If it piques your interest, go to the Wwoof Ireland website (wwoof.ie) and through the short profiles of the 200-plus organic farmers and gardeners offering placements you’ll get a glimpse of another world. And it’s one where helping hands are undoubtedly badly needed.
Normally, more than 80 per cent of people who do Wwoofing in this country come from abroad. Not this year, obviously.
While there is “immediate availability” in many beguiling-sounding spots around Ireland, you may have to travel way outside your comfort zone on arrival. If considering trading your labour for free bed and board and training in organic growing, you need to be realistic about whether you’re really cut out for it.
With the increased interest in gardening and self-sufficiency, Irish people staying at home to Wwoof makes a lot of sense, says Annie King, who has just retired as director of Wwoof Ireland.

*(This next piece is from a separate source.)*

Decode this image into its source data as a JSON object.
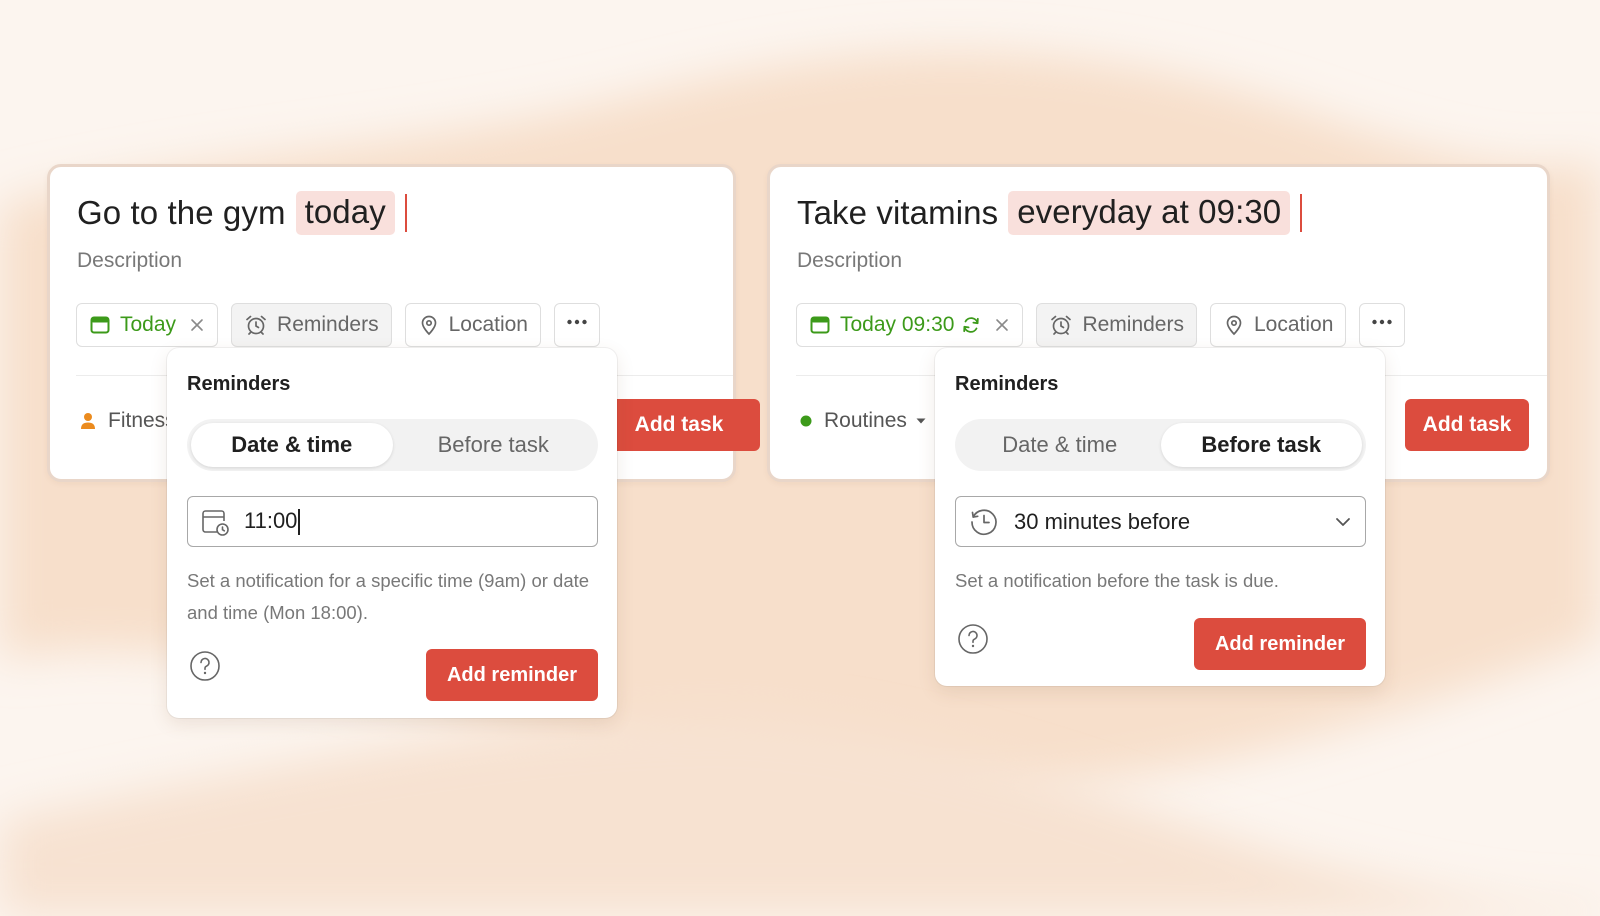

Volunteer hours should be around 25 hours a week and Wwoof Ireland reminds hosts not to expect too much of Wwoofers, she says. If any volunteer feels they are facing unreasonable demands, the organisation will look into it.
You could dip your toe in it by doing it just for the weekend, as some hosts are open to that. In fact, she says, when the organisation was first founded in the UK in 1971, the WW used to stand for “weekend workers”.
King “loves” being a host at her Milbeg Arts farm outside Bantry, Co Cork, where her daughter, son-in-law and two grandchildren also live on the property. She bought the place in 1990 but didn’t move from England to live there full-time until her children had finished school just over 20 years ago.
She had a very serious car accident, after which she had to convalesce in England for three years. When she returned to Bantry, “I had five-and-a-half acres and I was on my own and I wasn’t a well person and somebody said ‘why don’t you get some Wwoofers?’ So Wwoofers enabled me to remain here.”
That’s why she is so devoted to the movement, building up Wwoof Ireland to be recognised as an educational charity. A former teacher, she’s always happy to host families with children.
It’s “quite vital” to find out everything you need to know about your host, she stresses. Both sides need to be very clear about their expectations for a successful match.
“It is really getting involved in the lifestyle,” she adds. “A lot of people come in, see a different way of life and change their lives.”